Accurate estimates of risk are essential for physicians if they are to recommend a specific management to patients with prostate cancer. Accurate risk estimates also are required for clinical trial design to ensure that homogeneous, high-risk patient groups are used to investigate new cancer therapeutics. Using the MEDLINE database, a literature search was performed on prostate cancer predictive tools from January 1966 to July 2007. The authors recorded input variables, the prediction form, the number of patients used to develop prediction tools, the outcome being predicted, prediction tool-specific features, predictive accuracy, and whether validation was performed. Each prediction tool was classified into patient clinical disease state and the outcome being predicted. First, the authors described the criteria for evaluation (predictive accuracy, calibration, generalizability, head-to-head comparison, and level of complexity) and the limitations of current predictive tools. The literature search generated 109 published prediction tools, including only 68 that had undergone validation. An increasing number of predictive tools addressed important endpoints, such as disease recurrence, metastasis, and survival. Despite their limitations and the limitations of data, predictive tools are essential for individualized, evidence-based medical decision making. Moreover, the authors recommend wider adoption of risk-prediction models in the design and implementation of clinical trials. Among prediction tools, nomograms provide superior, individualized, disease-related risk estimations that facilitate management-related decisions.
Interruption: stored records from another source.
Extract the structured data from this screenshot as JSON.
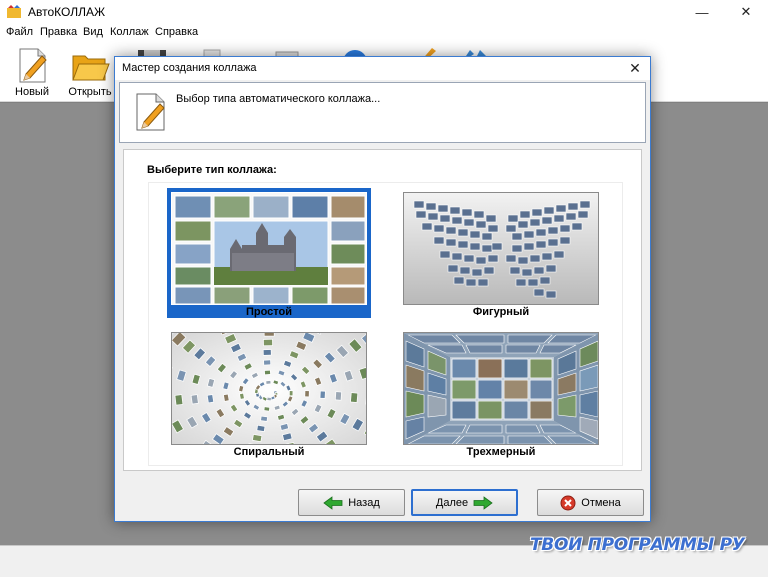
{
  "window": {
    "title": "АвтоКОЛЛАЖ",
    "minimize": "—",
    "maximize": "☐",
    "close": "✕"
  },
  "menu": [
    "Файл",
    "Правка",
    "Вид",
    "Коллаж",
    "Справка"
  ],
  "toolbar": {
    "new_label": "Новый",
    "open_label": "Открыть"
  },
  "dialog": {
    "title": "Мастер создания коллажа",
    "close": "✕",
    "header_text": "Выбор типа автоматического коллажа...",
    "prompt": "Выберите тип коллажа:",
    "options": [
      {
        "label": "Простой",
        "selected": true
      },
      {
        "label": "Фигурный",
        "selected": false
      },
      {
        "label": "Спиральный",
        "selected": false
      },
      {
        "label": "Трехмерный",
        "selected": false
      }
    ],
    "back_label": "Назад",
    "next_label": "Далее",
    "cancel_label": "Отмена"
  },
  "watermark": "ТВОИ ПРОГРАММЫ РУ",
  "colors": {
    "selection": "#1a66c9",
    "arrow_green": "#2fa830",
    "cancel_red": "#d63a2a",
    "watermark": "#3c6fd0"
  }
}
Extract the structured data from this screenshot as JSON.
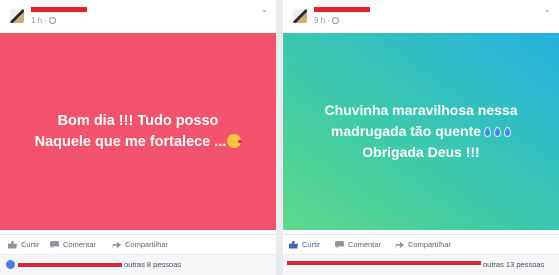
{
  "posts": [
    {
      "time": "1 h",
      "text": "Bom dia !!! Tudo posso\nNaquele que me fortalece ...",
      "emoji_icon": "kissing-face-icon",
      "background_color": "#f3526c",
      "actions": {
        "like": "Curtir",
        "comment": "Comentar",
        "share": "Compartilhar"
      },
      "reactions_text": "outras 8 pessoas"
    },
    {
      "time": "9 h",
      "text": "Chuvinha maravilhosa nessa\nmadrugada tão quente",
      "text_line2": "Obrigada Deus !!!",
      "emoji_icon": "droplet-icon",
      "background_colors": [
        "#5fd98c",
        "#24b0e0"
      ],
      "actions": {
        "like": "Curtir",
        "comment": "Comentar",
        "share": "Compartilhar"
      },
      "liked": true,
      "reactions_text": "outras 13 pessoas"
    }
  ],
  "colors": {
    "like_active": "#4267b2",
    "redaction": "#e0202a"
  }
}
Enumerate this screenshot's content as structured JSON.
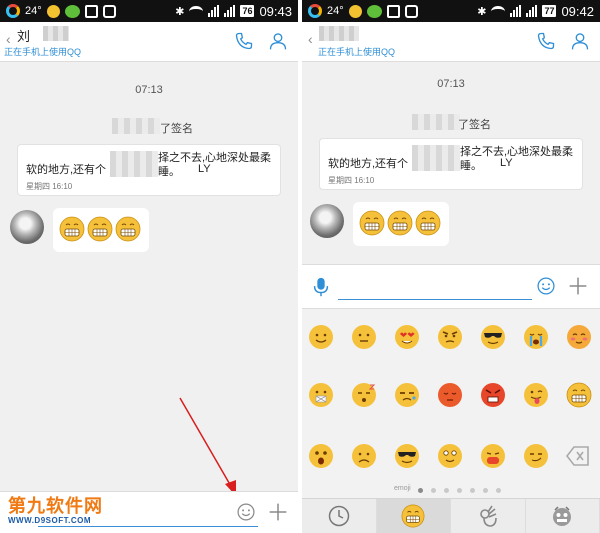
{
  "status_bar_left": {
    "temperature": "24°",
    "time": "09:43",
    "battery": "76"
  },
  "status_bar_right": {
    "temperature": "24°",
    "time": "09:42",
    "battery": "77"
  },
  "contact": {
    "name": "刘",
    "status": "正在手机上使用QQ"
  },
  "chat": {
    "timestamp": "07:13",
    "signature_notice_suffix": "了签名",
    "signature_notice_suffix_right": "了签名",
    "signature_line1": "择之不去,心地深处最柔",
    "signature_line2_start": "软的地方,还有个",
    "signature_line2_end": "睡。",
    "signature_sign": "LY",
    "signature_date": "星期四 16:10"
  },
  "emoji_panel": {
    "page_label": "emoji",
    "page_count": 7,
    "active_page": 0
  },
  "watermark": {
    "main": "第九软件网",
    "url": "WWW.D9SOFT.COM"
  },
  "icons": {
    "back": "back-chevron-icon",
    "call": "phone-icon",
    "profile": "profile-icon",
    "smile": "smile-icon",
    "plus": "plus-icon",
    "mic": "mic-icon",
    "delete": "backspace-icon",
    "recent": "clock-icon"
  },
  "colors": {
    "accent": "#2f8fd6",
    "emoji_yellow": "#f5c13a",
    "annotation": "#d81e1e"
  }
}
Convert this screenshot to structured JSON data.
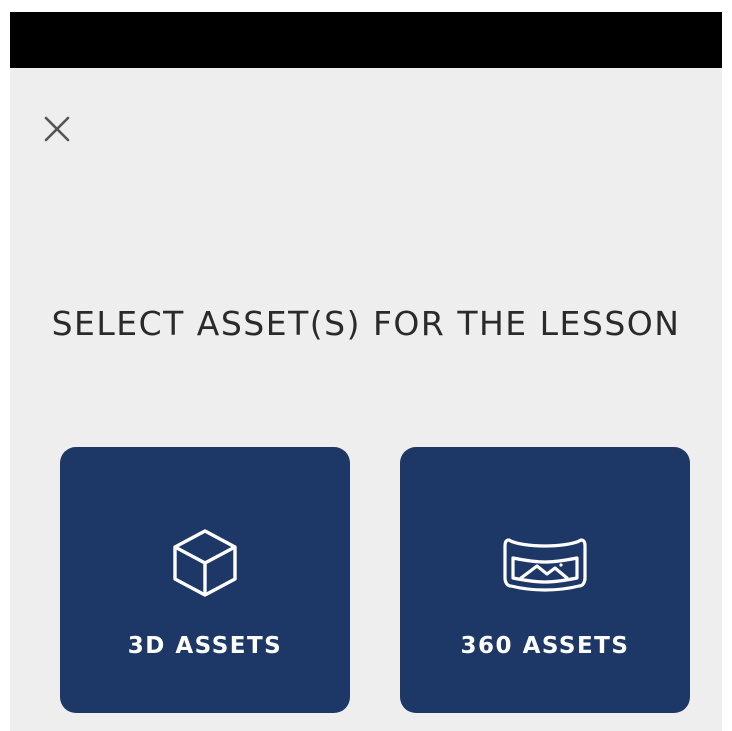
{
  "dialog": {
    "title": "SELECT ASSET(S) FOR THE LESSON",
    "close_icon": "close-icon"
  },
  "options": [
    {
      "label": "3D ASSETS",
      "icon": "cube-icon"
    },
    {
      "label": "360 ASSETS",
      "icon": "panorama-icon"
    }
  ],
  "colors": {
    "background": "#eeeeee",
    "top_bar": "#000000",
    "card": "#1d3766",
    "card_text": "#ffffff",
    "title_text": "#2a2a2a",
    "close_icon": "#555555"
  }
}
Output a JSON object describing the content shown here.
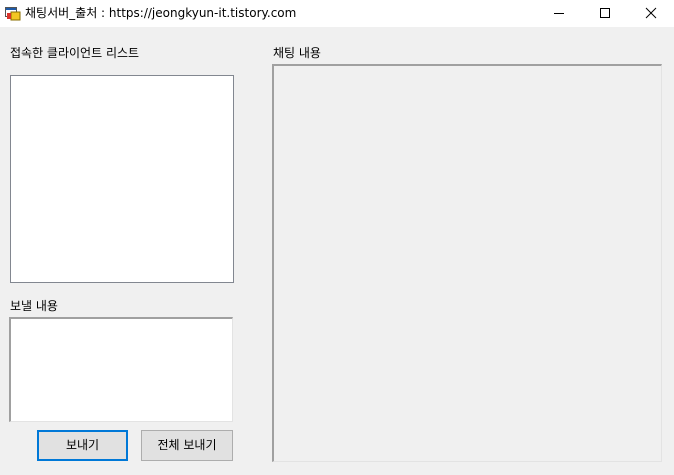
{
  "window": {
    "title": "채팅서버_출처 : https://jeongkyun-it.tistory.com",
    "icon": "winforms-app-icon",
    "controls": [
      "minimize-icon",
      "maximize-icon",
      "close-icon"
    ]
  },
  "client_list": {
    "label": "접속한 클라이언트 리스트",
    "items": []
  },
  "message": {
    "label": "보낼 내용",
    "value": ""
  },
  "chat": {
    "label": "채팅 내용",
    "messages": []
  },
  "buttons": {
    "send": "보내기",
    "send_all": "전체 보내기"
  },
  "colors": {
    "focus_border": "#0078d7",
    "button_face": "#e1e1e1",
    "form_background": "#f0f0f0"
  }
}
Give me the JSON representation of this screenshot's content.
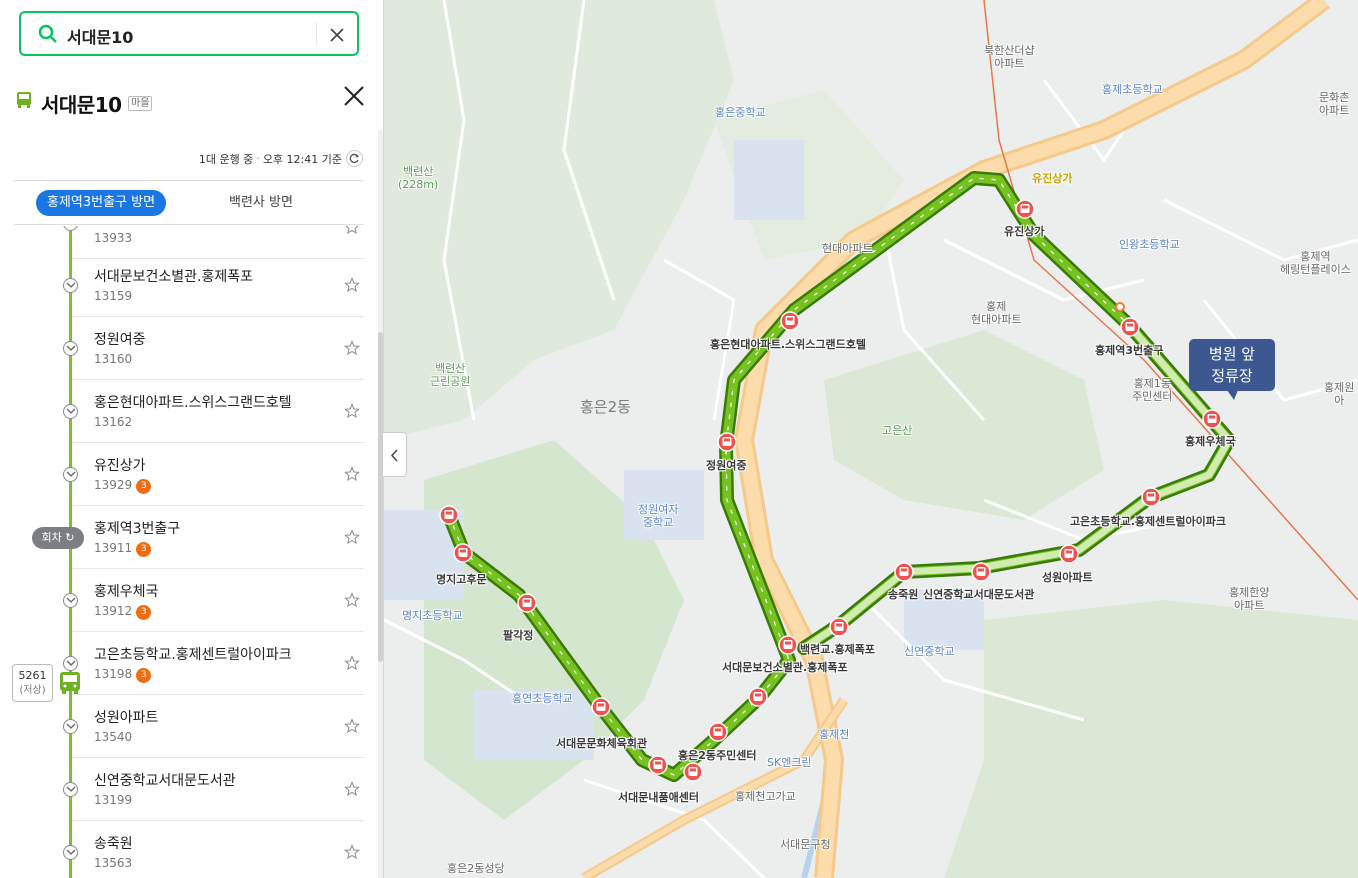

Nevertheless, many more predictive tools, comparisons between them, and improvements to existing tools are needed.
(c) 2008 American Cancer Society